- I haven't played around with it in low light situations. Many reviews have commented that the e420 doesn't have image stabilization and that it doesn't work in low light conditions. I'll report on this later.

Overall, I love this little camera and am very happy with the purchase. Can't wait to keep learning and making my images better. With that, I'll just take a quick rest here and get back to shooting and learning.



Stay tuned for Photo Friday. I'll be posting up my best image thus far with my new e420! Might even be my best shot this year.

3 comments:

Jason said...

1000 pics?? Holy crap! I don't know if I've taken 1000 pics in 2 years.

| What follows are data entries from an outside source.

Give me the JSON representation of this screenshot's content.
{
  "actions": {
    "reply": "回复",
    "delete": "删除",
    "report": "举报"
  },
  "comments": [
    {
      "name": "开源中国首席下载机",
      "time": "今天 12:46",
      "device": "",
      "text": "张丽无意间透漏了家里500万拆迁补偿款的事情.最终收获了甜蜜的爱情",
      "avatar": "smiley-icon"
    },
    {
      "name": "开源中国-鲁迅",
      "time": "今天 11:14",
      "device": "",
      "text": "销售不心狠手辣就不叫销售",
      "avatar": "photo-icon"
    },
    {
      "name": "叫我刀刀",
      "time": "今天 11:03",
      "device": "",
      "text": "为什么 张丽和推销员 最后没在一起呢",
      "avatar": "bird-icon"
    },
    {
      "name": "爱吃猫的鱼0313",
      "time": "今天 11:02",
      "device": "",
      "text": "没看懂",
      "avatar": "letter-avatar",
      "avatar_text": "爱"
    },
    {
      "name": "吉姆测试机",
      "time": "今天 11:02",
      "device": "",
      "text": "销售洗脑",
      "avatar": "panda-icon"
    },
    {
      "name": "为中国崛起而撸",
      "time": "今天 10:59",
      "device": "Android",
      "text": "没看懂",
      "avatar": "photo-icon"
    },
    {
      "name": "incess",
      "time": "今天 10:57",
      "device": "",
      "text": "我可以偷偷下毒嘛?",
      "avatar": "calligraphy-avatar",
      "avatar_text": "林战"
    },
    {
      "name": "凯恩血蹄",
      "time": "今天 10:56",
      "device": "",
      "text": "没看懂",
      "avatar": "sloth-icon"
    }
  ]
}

I think it's neat to watch your approach. As someone in the graphics biz, I tend to take pics and work with them to get them to look how I want. You work to get them the way you want when you take the pic. In other words YOU know what you're doing. Enjoy the camera.

j

Dan K said...

Very interesting review- it really puts the camera into an 'enthusiast' category more than the 'pro-sumer' category the photography review sites put it into and then give critical reviews of. All together, though if someone is more interested in action photography it looks like the 520 would be a better choice?

GNAT said...

Dan, thanks for the comment.

While I'm not sure where the product should be, I do know that my skill level is certainly in the "Enthusiast" category so I would be surprised if my reivew came off that way as well.

In my opinion, who should buy this camera depends solely on their needs. If size, lightness and surprisingly good image quality are important, then I think this is a great camera.

If all out speed, function, image quality AND image stability, one of the other Olympus camera's could be a better choice.

That said, there are reasons I didn't want the E3 (weight & size) even though it has reported better image quality, higher speed, IS, and weather sealing.

Time will tell if this camera is right for me. So far, I think it is an amazing little camera. The only camera that I think may rival it is the upcoming Lumix G1. The only reason I say this is that the G1 has IS. For some that is a plus and for others it doesn't matter much.

Again, thanks for posting.